It will be that much harder to convince the left-leaning college population to give those ideas a chance when they were confronted with the vulgar display that was Milo’s lecture. I don’t have enough space to give them here because I’ve had to spend a whole article explaining why that sham of a lecture wasn’t representative of the ideas it claimed to express.

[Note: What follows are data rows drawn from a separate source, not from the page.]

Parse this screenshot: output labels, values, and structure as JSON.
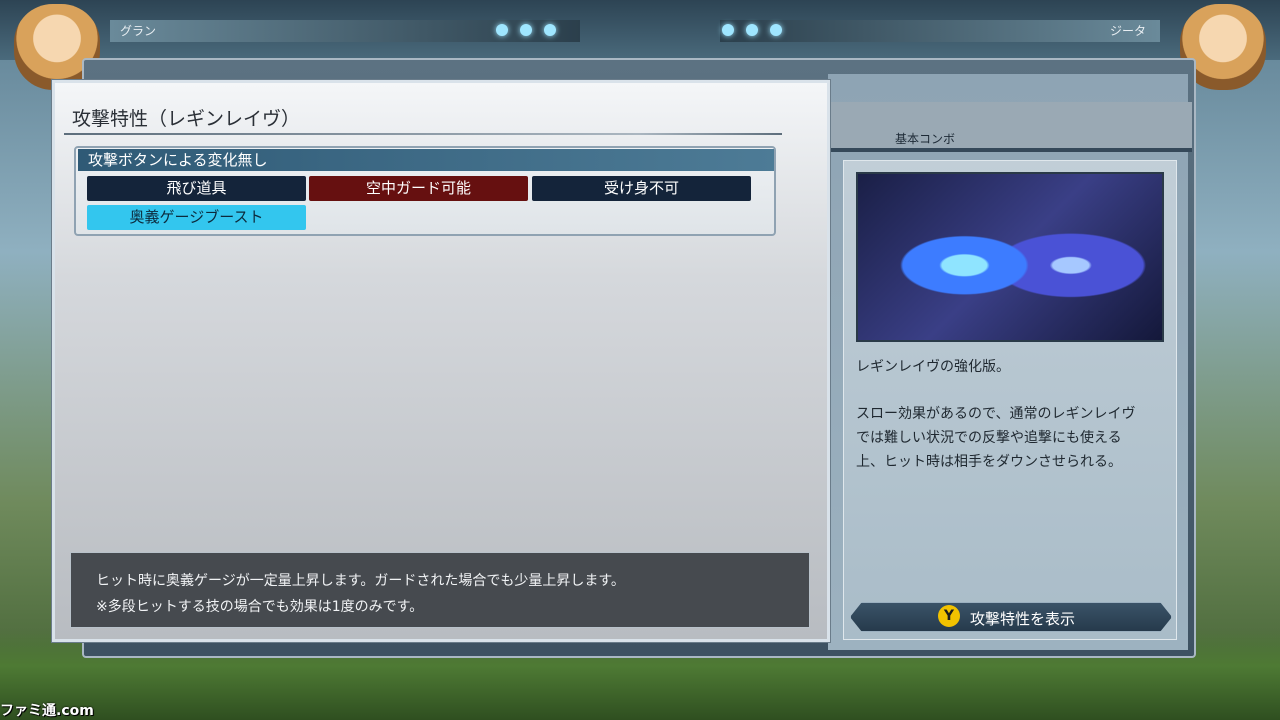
{
  "hud": {
    "player_left_name": "グラン",
    "player_right_name": "ジータ"
  },
  "attack_panel": {
    "title": "攻撃特性（レギンレイヴ）",
    "group_header": "攻撃ボタンによる変化無し",
    "tags": [
      {
        "label": "飛び道具",
        "style": "navy"
      },
      {
        "label": "空中ガード可能",
        "style": "red"
      },
      {
        "label": "受け身不可",
        "style": "navy"
      },
      {
        "label": "奥義ゲージブースト",
        "style": "cyan"
      }
    ],
    "description": [
      "ヒット時に奥義ゲージが一定量上昇します。ガードされた場合でも少量上昇します。",
      "※多段ヒットする技の場合でも効果は1度のみです。"
    ]
  },
  "combo_panel": {
    "header": "基本コンボ",
    "text_lines": [
      "レギンレイヴの強化版。",
      "スロー効果があるので、通常のレギンレイヴ",
      "では難しい状況での反撃や追撃にも使える",
      "上、ヒット時は相手をダウンさせられる。"
    ],
    "button_key": "Y",
    "button_label": "攻撃特性を表示"
  },
  "watermark": "ファミ通.com",
  "colors": {
    "tag_navy": "#14243a",
    "tag_red": "#661010",
    "tag_cyan": "#33c6ee",
    "header_blue": "#2f5a76",
    "y_button": "#f2c200"
  }
}
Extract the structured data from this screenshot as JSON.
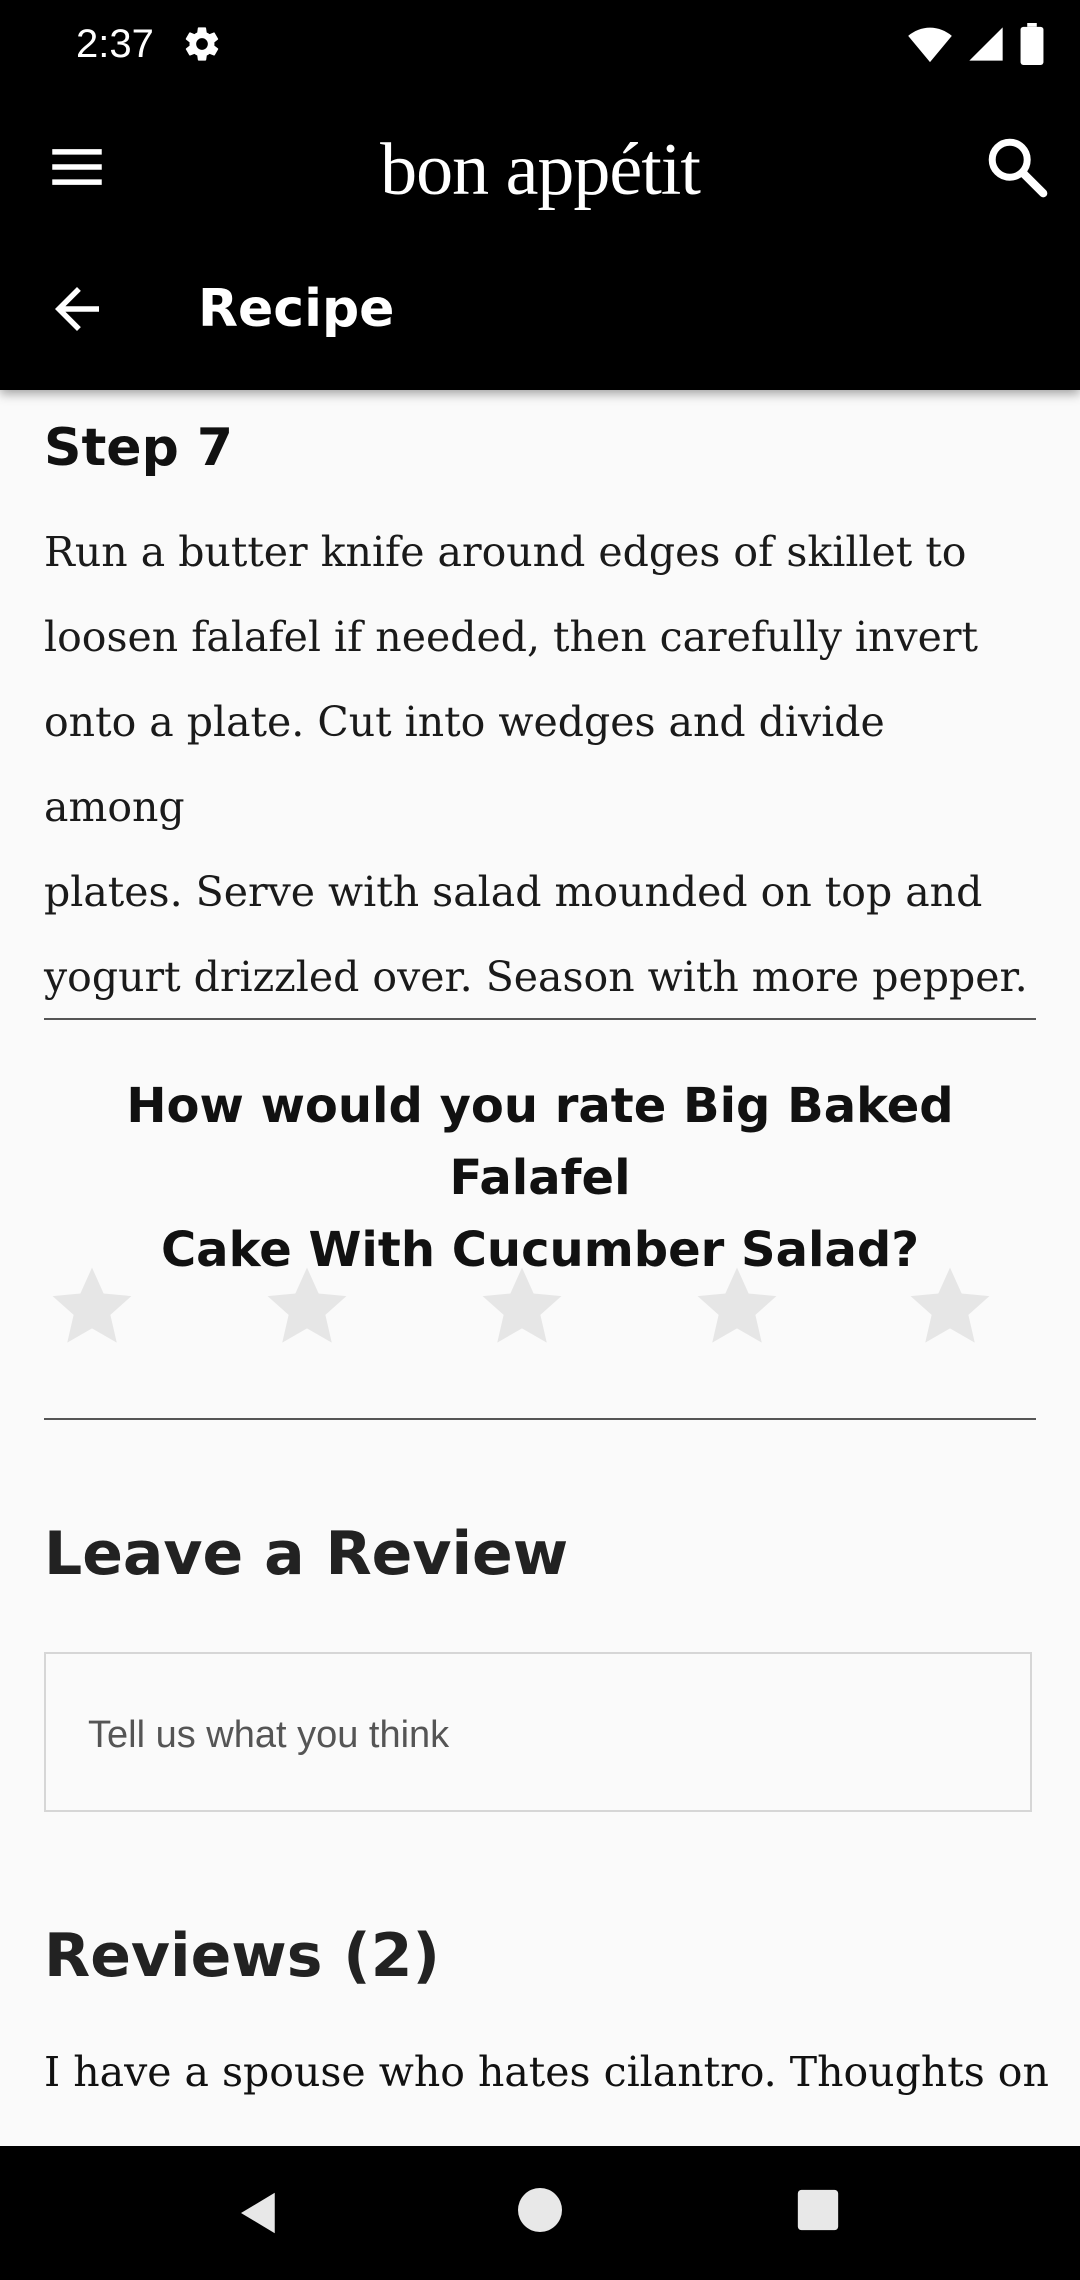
{
  "status_bar": {
    "time": "2:37",
    "icons": [
      "gear-icon",
      "wifi-icon",
      "signal-icon",
      "battery-icon"
    ]
  },
  "app_bar": {
    "brand": "bon appétit",
    "title": "Recipe",
    "icons": [
      "menu-icon",
      "search-icon",
      "back-arrow-icon"
    ]
  },
  "step": {
    "title": "Step 7",
    "lines": [
      "Run a butter knife around edges of skillet to",
      "loosen falafel if needed, then carefully invert",
      "onto a plate. Cut into wedges and divide among",
      "plates. Serve with salad mounded on top and",
      "yogurt drizzled over. Season with more pepper."
    ]
  },
  "rating": {
    "question_line1": "How would you rate Big Baked Falafel",
    "question_line2": "Cake With Cucumber Salad?",
    "max_stars": 5,
    "selected": 0,
    "star_color": "#e6e6e6"
  },
  "review_form": {
    "heading": "Leave a Review",
    "placeholder": "Tell us what you think"
  },
  "reviews": {
    "heading": "Reviews (2)",
    "first_snippet": "I have a spouse who hates cilantro. Thoughts on"
  },
  "nav_bar": {
    "icons": [
      "back-triangle-icon",
      "home-circle-icon",
      "recents-square-icon"
    ]
  },
  "colors": {
    "header_bg": "#000000",
    "page_bg": "#fafafa",
    "divider": "#555555"
  }
}
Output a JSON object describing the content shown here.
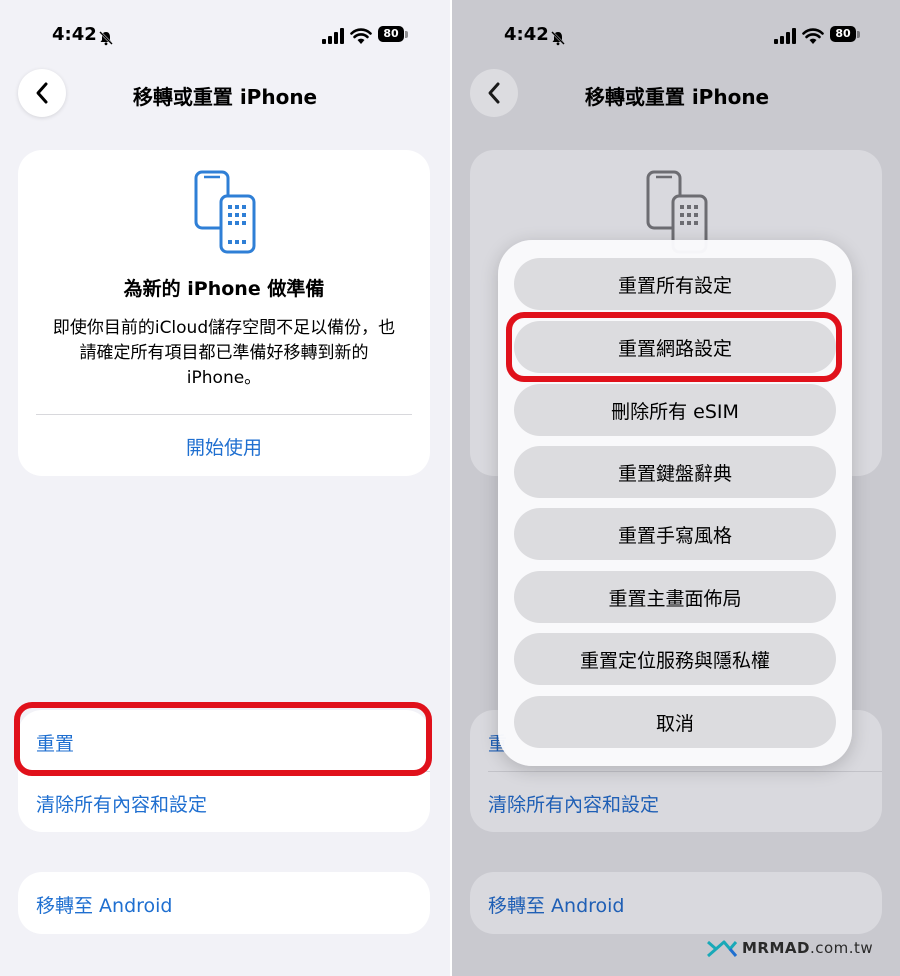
{
  "status_bar": {
    "time": "4:42",
    "battery": "80"
  },
  "left": {
    "nav_title": "移轉或重置 iPhone",
    "prepare_card": {
      "title": "為新的 iPhone 做準備",
      "body": "即使你目前的iCloud儲存空間不足以備份，也請確定所有項目都已準備好移轉到新的iPhone。",
      "link": "開始使用"
    },
    "reset_label": "重置",
    "erase_label": "清除所有內容和設定",
    "android_label": "移轉至 Android"
  },
  "right": {
    "nav_title": "移轉或重置 iPhone",
    "reset_label": "重",
    "erase_label": "清除所有內容和設定",
    "android_label": "移轉至 Android",
    "reset_menu": {
      "options": [
        "重置所有設定",
        "重置網路設定",
        "刪除所有 eSIM",
        "重置鍵盤辭典",
        "重置手寫風格",
        "重置主畫面佈局",
        "重置定位服務與隱私權",
        "取消"
      ]
    }
  },
  "watermark": {
    "brand": "MRMAD",
    "domain": ".com.tw"
  },
  "colors": {
    "accent": "#1f6fd0",
    "highlight": "#e0111b",
    "icon_blue": "#2f7fd6"
  },
  "icons": [
    "back-chevron-icon",
    "bell-slash-icon",
    "signal-icon",
    "wifi-icon",
    "battery-icon",
    "phone-transfer-icon"
  ]
}
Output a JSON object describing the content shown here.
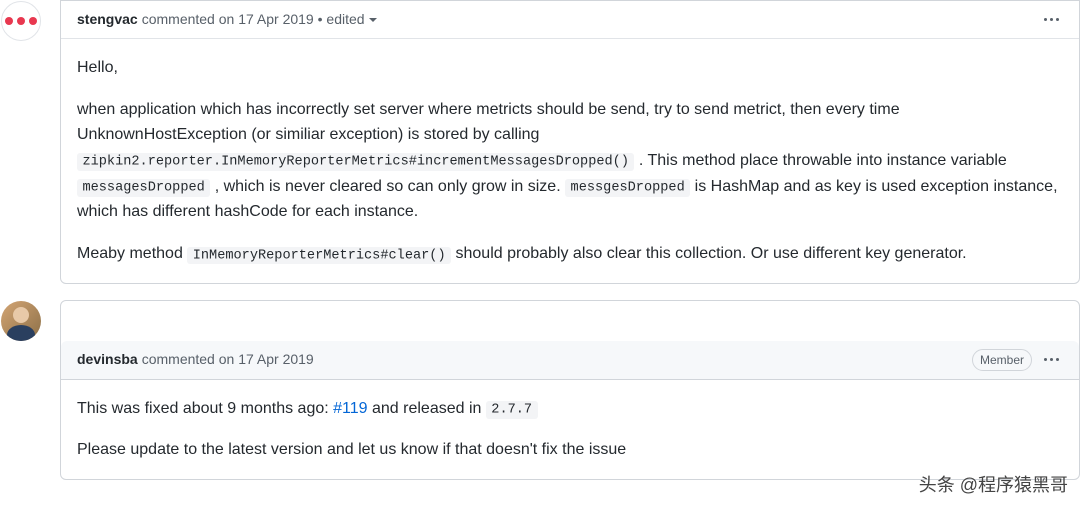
{
  "comments": [
    {
      "author": "stengvac",
      "meta": "commented on 17 Apr 2019",
      "edited": "edited",
      "body": {
        "p1": "Hello,",
        "p2a": "when application which has incorrectly set server where metricts should be send, try to send metrict, then every time UnknownHostException (or similiar exception) is stored by calling ",
        "code1": "zipkin2.reporter.InMemoryReporterMetrics#incrementMessagesDropped()",
        "p2b": ". This method place throwable into instance variable ",
        "code2": "messagesDropped",
        "p2c": ", which is never cleared so can only grow in size. ",
        "code3": "messgesDropped",
        "p2d": " is HashMap and as key is used exception instance, which has different hashCode for each instance.",
        "p3a": "Meaby method ",
        "code4": "InMemoryReporterMetrics#clear()",
        "p3b": " should probably also clear this collection. Or use different key generator."
      }
    },
    {
      "author": "devinsba",
      "meta": "commented on 17 Apr 2019",
      "badge": "Member",
      "body": {
        "p1a": "This was fixed about 9 months ago: ",
        "link": "#119",
        "p1b": " and released in ",
        "code1": "2.7.7",
        "p2": "Please update to the latest version and let us know if that doesn't fix the issue"
      }
    }
  ],
  "watermark": "头条 @程序猿黑哥"
}
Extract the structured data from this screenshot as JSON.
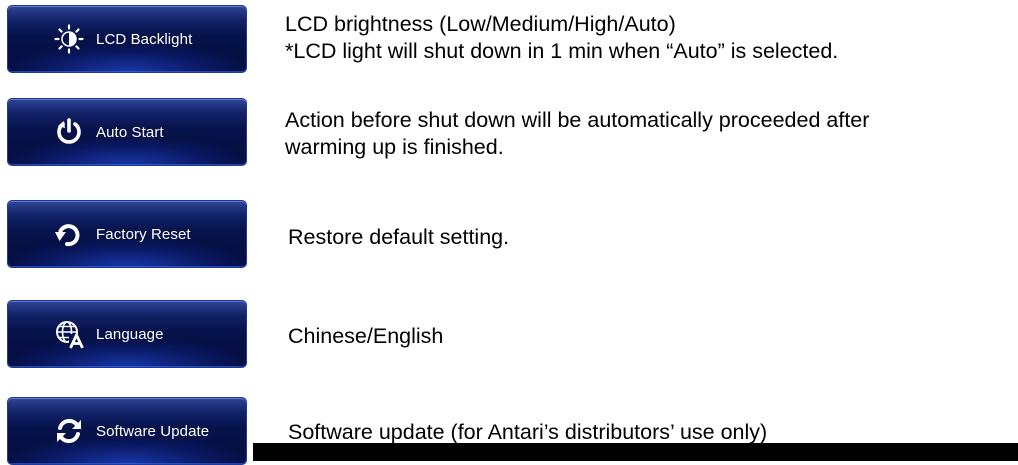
{
  "settings": [
    {
      "button_label": "LCD Backlight",
      "icon": "brightness-icon",
      "description_lines": [
        "LCD brightness (Low/Medium/High/Auto)",
        "*LCD light will shut down in 1 min when “Auto” is selected."
      ]
    },
    {
      "button_label": "Auto Start",
      "icon": "power-cycle-icon",
      "description_lines": [
        "Action before shut down will be automatically proceeded after",
        "warming up is finished."
      ]
    },
    {
      "button_label": "Factory Reset",
      "icon": "reset-arrow-icon",
      "description_lines": [
        "Restore default setting."
      ]
    },
    {
      "button_label": "Language",
      "icon": "globe-language-icon",
      "description_lines": [
        "Chinese/English"
      ]
    },
    {
      "button_label": "Software Update",
      "icon": "refresh-sync-icon",
      "description_lines": [
        "Software update (for Antari’s distributors’ use only)"
      ]
    }
  ],
  "colors": {
    "button_background": "#06124a",
    "button_border": "#1b3aa0",
    "button_text": "#ffffff",
    "description_text": "#000000"
  }
}
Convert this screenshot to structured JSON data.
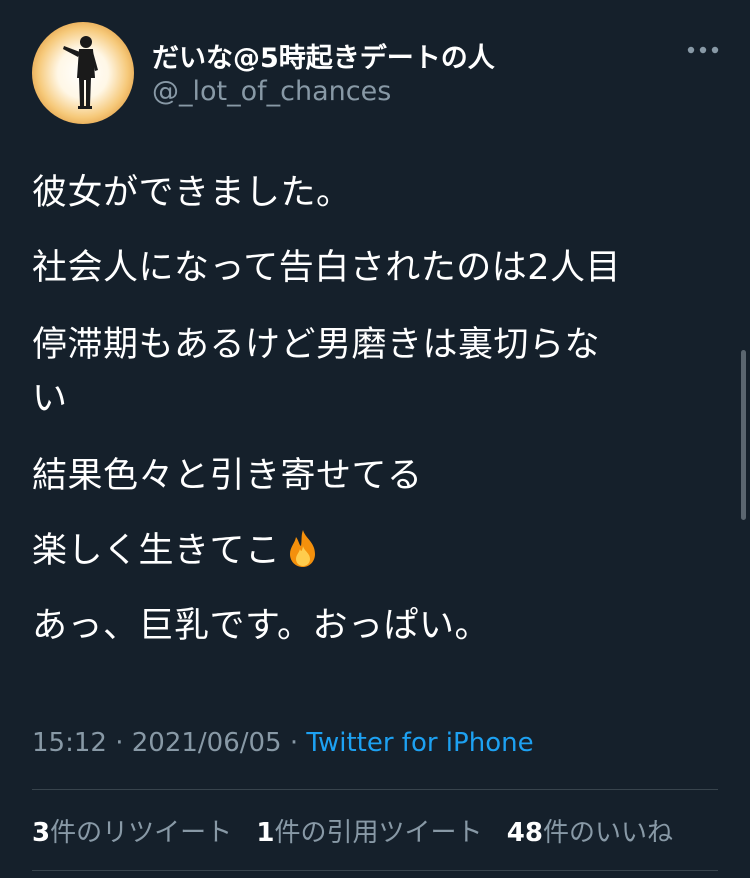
{
  "user": {
    "display_name": "だいな@5時起きデートの人",
    "handle": "@_lot_of_chances"
  },
  "tweet": {
    "lines": [
      "彼女ができました。",
      "社会人になって告白されたのは2人目",
      "停滞期もあるけど男磨きは裏切らな\nい",
      "結果色々と引き寄せてる",
      "楽しく生きてこ",
      "あっ、巨乳です。おっぱい。"
    ],
    "emoji_icon": "fire-icon"
  },
  "meta": {
    "time": "15:12",
    "sep1": " · ",
    "date": "2021/06/05",
    "sep2": " · ",
    "source": "Twitter for iPhone"
  },
  "stats": {
    "retweets_count": "3",
    "retweets_label": "件のリツイート",
    "quotes_count": "1",
    "quotes_label": "件の引用ツイート",
    "likes_count": "48",
    "likes_label": "件のいいね"
  },
  "colors": {
    "background": "#15202b",
    "secondary_text": "#8899a6",
    "link": "#1da1f2",
    "divider": "#38444d"
  }
}
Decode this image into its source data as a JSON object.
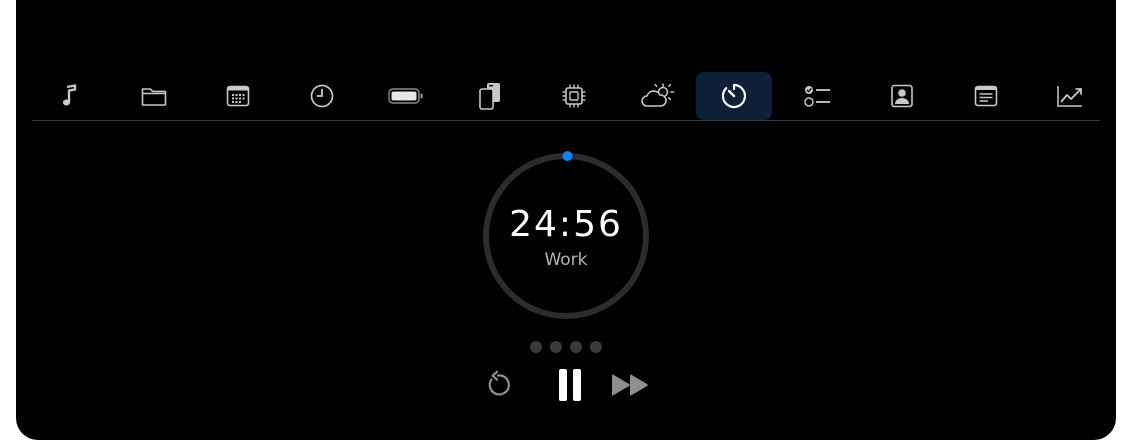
{
  "tabs": [
    {
      "name": "music",
      "icon": "music-note-icon"
    },
    {
      "name": "files",
      "icon": "folder-icon"
    },
    {
      "name": "calendar",
      "icon": "calendar-icon"
    },
    {
      "name": "clock",
      "icon": "clock-icon"
    },
    {
      "name": "battery",
      "icon": "battery-icon"
    },
    {
      "name": "devices",
      "icon": "devices-icon"
    },
    {
      "name": "cpu",
      "icon": "cpu-chip-icon"
    },
    {
      "name": "weather",
      "icon": "cloud-sun-icon"
    },
    {
      "name": "timer",
      "icon": "timer-icon",
      "active": true
    },
    {
      "name": "reminders",
      "icon": "checklist-icon"
    },
    {
      "name": "contacts",
      "icon": "contact-card-icon"
    },
    {
      "name": "notes",
      "icon": "notes-icon"
    },
    {
      "name": "stocks",
      "icon": "chart-line-icon"
    }
  ],
  "timer": {
    "time": "24:56",
    "mode": "Work",
    "progress": 0.003,
    "sessions_total": 4,
    "sessions_completed": 0
  },
  "controls": {
    "restart_icon": "restart-icon",
    "pause_icon": "pause-icon",
    "skip_icon": "skip-forward-icon"
  },
  "colors": {
    "background": "#000000",
    "accent": "#0a84ff",
    "active_tab": "#0d2038",
    "ring_track": "#2c2c2e",
    "icon_gray": "#c7c7cc",
    "dot_inactive": "#3a3a3c"
  }
}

It might be the case that Milo is attempting to emulate a style of discourse that we have seen on the rise in our current election cycle. Ignoring your detractors, not even addressing them beyond dismissing them and focusing on the people who already agree with you. Tremendously effective as this might appear, I’ll have to cite Washington’s concern that factionalism would be the death of any well functioning Republic. Further, despite Aristotle’s suggestion that it might be necessary to use vapid rhetoric to sway the masses to good ideas, the exclusive use of emotional rhetoric was something to be detested by any rational individual. I saw a lot of vapid rhetoric at Milo’s lecture, and as a conservative I am bitterly disappointed that this is the image many people will be stuck with.